=== How to complete this task ===
"JSON" appears in how many lines of the entries? State only the number.

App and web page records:
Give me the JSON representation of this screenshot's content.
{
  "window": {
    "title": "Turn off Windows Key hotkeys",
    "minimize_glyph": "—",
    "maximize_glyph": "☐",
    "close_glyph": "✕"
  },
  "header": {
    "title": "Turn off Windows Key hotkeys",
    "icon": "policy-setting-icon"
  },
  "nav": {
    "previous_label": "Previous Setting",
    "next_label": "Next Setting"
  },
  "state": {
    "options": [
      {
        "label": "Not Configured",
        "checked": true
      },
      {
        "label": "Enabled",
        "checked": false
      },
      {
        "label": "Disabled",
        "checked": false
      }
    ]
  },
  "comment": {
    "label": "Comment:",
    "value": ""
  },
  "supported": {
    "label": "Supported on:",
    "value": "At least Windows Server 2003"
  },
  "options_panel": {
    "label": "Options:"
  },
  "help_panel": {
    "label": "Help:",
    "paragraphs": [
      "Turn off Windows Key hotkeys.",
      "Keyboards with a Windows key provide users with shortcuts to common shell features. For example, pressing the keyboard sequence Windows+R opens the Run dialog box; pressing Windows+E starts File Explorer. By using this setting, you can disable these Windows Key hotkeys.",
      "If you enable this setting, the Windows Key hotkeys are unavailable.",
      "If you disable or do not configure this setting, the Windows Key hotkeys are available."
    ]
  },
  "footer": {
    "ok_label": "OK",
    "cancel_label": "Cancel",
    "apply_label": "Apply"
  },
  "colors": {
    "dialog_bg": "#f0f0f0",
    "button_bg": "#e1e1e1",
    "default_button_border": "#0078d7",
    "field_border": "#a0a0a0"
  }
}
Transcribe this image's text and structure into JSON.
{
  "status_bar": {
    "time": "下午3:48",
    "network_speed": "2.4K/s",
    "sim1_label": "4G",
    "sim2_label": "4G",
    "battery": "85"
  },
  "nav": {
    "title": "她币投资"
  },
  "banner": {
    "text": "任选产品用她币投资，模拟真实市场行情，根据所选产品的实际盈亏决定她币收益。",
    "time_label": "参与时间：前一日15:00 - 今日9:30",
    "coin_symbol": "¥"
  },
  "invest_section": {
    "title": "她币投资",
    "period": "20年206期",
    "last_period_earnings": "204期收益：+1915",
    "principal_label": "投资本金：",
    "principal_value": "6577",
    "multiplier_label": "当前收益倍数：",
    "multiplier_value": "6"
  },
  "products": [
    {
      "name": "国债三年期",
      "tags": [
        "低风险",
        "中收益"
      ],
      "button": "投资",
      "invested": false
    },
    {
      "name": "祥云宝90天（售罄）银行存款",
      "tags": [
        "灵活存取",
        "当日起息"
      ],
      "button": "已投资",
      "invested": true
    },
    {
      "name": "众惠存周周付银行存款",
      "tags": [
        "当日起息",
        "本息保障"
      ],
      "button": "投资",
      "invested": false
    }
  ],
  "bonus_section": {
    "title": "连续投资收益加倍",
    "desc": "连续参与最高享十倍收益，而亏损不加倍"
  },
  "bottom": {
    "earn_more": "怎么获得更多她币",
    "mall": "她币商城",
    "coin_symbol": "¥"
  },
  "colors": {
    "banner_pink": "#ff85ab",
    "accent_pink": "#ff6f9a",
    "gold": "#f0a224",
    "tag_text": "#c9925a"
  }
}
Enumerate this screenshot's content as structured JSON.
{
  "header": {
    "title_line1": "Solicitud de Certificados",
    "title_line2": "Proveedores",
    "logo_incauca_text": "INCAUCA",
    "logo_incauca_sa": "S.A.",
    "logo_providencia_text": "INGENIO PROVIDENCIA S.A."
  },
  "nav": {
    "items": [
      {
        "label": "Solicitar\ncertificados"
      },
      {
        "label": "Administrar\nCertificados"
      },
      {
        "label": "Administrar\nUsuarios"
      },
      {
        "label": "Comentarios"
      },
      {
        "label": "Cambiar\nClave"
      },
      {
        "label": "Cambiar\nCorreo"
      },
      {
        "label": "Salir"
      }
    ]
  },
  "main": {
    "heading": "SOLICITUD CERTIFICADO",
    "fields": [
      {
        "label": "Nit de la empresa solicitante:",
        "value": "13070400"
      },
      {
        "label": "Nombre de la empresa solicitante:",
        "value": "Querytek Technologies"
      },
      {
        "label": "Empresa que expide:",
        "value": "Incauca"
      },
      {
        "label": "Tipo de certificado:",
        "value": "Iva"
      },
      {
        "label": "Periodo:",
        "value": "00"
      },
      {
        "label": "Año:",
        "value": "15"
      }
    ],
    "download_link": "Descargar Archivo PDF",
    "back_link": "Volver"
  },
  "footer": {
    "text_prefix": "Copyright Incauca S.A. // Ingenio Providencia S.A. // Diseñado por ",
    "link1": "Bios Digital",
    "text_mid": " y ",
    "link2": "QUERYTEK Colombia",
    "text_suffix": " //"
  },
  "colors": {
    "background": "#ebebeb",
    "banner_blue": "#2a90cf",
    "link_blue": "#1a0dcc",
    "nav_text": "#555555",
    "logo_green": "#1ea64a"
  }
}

=== Expected output ===
3